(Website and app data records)
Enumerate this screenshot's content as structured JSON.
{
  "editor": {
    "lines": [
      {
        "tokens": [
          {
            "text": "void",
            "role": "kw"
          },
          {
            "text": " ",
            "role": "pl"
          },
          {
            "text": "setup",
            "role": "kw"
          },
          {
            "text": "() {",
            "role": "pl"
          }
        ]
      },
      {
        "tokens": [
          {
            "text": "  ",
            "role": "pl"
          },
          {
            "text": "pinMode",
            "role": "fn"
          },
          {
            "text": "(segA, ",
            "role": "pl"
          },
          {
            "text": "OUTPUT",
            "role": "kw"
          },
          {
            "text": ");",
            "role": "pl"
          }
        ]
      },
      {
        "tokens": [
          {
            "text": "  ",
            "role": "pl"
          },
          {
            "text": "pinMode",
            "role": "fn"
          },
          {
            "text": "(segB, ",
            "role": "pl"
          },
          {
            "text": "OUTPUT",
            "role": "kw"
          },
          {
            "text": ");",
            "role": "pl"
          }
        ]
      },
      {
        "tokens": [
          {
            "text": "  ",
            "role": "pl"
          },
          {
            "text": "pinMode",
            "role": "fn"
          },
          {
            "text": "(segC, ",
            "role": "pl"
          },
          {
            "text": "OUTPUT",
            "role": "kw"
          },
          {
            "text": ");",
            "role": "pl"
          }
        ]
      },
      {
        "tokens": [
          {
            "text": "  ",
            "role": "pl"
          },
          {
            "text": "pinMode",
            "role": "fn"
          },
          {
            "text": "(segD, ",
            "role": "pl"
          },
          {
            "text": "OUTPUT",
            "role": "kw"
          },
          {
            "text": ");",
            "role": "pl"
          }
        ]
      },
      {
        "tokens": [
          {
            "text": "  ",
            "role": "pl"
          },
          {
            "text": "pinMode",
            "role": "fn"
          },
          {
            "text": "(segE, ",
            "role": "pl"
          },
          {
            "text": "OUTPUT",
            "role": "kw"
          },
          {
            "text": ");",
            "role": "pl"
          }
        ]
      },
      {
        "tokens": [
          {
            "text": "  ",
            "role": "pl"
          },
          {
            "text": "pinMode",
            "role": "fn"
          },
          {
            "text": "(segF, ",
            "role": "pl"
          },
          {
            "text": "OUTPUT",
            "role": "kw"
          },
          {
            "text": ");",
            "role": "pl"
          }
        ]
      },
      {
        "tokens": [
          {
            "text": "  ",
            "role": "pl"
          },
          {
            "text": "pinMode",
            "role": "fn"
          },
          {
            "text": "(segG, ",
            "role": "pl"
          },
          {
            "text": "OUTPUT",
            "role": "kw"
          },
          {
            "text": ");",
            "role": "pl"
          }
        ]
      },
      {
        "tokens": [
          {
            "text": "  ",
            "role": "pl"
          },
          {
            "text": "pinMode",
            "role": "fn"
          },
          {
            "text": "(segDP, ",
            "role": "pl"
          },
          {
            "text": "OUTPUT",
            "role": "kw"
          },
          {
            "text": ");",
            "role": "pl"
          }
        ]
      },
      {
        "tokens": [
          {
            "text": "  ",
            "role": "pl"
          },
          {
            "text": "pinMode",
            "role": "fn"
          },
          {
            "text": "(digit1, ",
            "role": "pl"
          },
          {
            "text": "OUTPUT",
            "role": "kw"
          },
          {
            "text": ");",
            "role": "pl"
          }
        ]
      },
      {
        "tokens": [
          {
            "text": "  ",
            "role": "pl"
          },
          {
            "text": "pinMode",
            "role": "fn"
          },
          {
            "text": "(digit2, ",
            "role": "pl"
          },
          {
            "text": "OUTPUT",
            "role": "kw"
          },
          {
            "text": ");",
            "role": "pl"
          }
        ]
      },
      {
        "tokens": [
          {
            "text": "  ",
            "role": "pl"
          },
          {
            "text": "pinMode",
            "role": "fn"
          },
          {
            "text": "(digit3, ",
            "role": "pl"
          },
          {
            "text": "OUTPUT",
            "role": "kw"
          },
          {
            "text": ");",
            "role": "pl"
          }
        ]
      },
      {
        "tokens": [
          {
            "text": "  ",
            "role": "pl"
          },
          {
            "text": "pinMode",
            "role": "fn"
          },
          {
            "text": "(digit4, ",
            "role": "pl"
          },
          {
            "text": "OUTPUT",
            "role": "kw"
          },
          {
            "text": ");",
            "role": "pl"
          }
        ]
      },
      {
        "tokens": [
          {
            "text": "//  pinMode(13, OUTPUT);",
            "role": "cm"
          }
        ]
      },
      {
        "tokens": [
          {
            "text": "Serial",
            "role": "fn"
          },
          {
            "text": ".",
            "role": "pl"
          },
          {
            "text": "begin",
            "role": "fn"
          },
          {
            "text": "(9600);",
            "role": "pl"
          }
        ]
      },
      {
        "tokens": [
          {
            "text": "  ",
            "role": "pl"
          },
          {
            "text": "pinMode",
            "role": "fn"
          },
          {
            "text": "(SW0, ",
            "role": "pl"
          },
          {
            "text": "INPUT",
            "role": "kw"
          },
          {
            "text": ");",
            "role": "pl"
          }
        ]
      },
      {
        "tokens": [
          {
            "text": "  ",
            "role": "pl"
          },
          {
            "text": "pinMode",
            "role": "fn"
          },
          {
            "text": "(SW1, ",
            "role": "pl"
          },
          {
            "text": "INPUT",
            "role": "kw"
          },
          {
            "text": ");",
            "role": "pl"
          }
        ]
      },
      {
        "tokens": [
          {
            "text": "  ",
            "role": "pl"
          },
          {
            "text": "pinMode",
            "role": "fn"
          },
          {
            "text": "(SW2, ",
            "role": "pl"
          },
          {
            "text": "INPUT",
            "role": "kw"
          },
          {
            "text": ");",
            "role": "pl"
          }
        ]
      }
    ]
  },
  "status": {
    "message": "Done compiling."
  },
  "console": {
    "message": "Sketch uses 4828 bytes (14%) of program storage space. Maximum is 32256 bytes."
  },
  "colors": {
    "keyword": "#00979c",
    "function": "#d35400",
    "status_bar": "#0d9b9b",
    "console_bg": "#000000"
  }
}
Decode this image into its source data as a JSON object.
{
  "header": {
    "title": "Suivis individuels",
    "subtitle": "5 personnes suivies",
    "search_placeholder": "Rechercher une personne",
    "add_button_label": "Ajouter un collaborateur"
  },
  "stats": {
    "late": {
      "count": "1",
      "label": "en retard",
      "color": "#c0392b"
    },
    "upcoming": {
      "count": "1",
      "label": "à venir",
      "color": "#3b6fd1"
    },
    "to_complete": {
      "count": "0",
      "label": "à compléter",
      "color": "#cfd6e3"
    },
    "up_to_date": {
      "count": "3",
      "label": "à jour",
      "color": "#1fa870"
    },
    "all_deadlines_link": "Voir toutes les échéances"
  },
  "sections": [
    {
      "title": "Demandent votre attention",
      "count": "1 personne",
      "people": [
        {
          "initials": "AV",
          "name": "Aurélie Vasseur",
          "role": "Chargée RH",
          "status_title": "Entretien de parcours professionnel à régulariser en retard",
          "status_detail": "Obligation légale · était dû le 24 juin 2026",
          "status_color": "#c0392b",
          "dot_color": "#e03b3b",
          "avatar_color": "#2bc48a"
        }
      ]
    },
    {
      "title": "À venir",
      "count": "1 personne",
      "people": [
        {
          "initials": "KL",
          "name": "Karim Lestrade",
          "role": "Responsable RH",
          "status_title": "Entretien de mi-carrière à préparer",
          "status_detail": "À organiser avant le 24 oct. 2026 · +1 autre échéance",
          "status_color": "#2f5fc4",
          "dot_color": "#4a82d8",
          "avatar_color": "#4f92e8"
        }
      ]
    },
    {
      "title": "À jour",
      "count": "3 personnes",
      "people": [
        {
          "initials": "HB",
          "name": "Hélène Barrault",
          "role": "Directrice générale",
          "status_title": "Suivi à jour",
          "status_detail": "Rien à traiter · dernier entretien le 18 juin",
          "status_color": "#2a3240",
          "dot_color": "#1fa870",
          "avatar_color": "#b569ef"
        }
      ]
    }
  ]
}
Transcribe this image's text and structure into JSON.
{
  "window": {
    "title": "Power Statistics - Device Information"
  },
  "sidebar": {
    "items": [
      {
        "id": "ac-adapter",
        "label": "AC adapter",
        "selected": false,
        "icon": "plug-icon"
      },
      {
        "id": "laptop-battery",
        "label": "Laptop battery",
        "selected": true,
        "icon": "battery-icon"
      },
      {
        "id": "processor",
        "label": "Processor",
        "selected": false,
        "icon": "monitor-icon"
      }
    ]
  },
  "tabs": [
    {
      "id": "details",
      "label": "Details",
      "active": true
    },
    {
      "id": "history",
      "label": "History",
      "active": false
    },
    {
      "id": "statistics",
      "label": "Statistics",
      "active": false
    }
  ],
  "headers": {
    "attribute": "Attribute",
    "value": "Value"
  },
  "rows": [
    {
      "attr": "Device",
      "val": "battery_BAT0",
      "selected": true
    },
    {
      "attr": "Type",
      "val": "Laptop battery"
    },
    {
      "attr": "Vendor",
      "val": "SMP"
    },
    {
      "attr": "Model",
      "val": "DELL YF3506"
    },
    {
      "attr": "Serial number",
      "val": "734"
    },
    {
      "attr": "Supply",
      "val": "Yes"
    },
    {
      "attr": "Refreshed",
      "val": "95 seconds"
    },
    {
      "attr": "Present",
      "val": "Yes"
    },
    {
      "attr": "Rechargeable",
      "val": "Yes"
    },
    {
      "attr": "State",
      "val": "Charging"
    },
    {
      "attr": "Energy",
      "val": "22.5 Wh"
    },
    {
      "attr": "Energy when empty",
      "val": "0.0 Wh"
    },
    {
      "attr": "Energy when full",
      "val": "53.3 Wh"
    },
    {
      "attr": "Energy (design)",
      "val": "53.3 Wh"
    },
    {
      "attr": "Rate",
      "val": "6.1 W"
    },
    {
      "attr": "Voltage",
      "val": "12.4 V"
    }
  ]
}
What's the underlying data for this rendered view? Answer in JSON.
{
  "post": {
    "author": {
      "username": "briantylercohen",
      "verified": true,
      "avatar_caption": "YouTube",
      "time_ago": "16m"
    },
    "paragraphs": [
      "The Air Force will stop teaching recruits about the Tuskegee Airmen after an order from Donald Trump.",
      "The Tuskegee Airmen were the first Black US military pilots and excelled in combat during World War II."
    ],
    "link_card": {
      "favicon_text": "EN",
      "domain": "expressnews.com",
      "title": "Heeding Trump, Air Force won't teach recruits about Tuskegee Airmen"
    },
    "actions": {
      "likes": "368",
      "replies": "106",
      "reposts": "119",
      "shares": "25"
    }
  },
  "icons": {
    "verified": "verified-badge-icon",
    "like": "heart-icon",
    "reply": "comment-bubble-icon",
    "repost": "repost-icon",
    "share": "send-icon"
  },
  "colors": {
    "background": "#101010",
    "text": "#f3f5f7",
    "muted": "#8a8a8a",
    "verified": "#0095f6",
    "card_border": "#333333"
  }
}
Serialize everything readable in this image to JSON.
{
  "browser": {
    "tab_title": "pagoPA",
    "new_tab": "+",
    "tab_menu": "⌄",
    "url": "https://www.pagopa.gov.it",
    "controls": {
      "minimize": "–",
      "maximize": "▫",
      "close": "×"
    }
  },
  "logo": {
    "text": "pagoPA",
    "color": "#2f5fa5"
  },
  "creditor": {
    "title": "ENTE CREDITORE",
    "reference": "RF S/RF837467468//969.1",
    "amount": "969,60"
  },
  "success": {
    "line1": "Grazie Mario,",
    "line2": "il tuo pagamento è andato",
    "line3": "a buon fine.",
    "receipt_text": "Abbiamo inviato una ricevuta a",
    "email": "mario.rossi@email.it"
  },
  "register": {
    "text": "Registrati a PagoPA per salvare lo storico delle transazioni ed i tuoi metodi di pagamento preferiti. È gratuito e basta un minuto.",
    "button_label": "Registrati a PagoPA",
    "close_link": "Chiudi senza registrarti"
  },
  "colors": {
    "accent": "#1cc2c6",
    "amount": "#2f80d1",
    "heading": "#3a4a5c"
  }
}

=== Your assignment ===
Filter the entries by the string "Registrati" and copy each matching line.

=== Output for this exercise ===
    "text": "Registrati a PagoPA per salvare lo storico delle transazioni ed i tuoi metodi di pagamento preferiti. È gratuito e basta un minuto.",
    "button_label": "Registrati a PagoPA",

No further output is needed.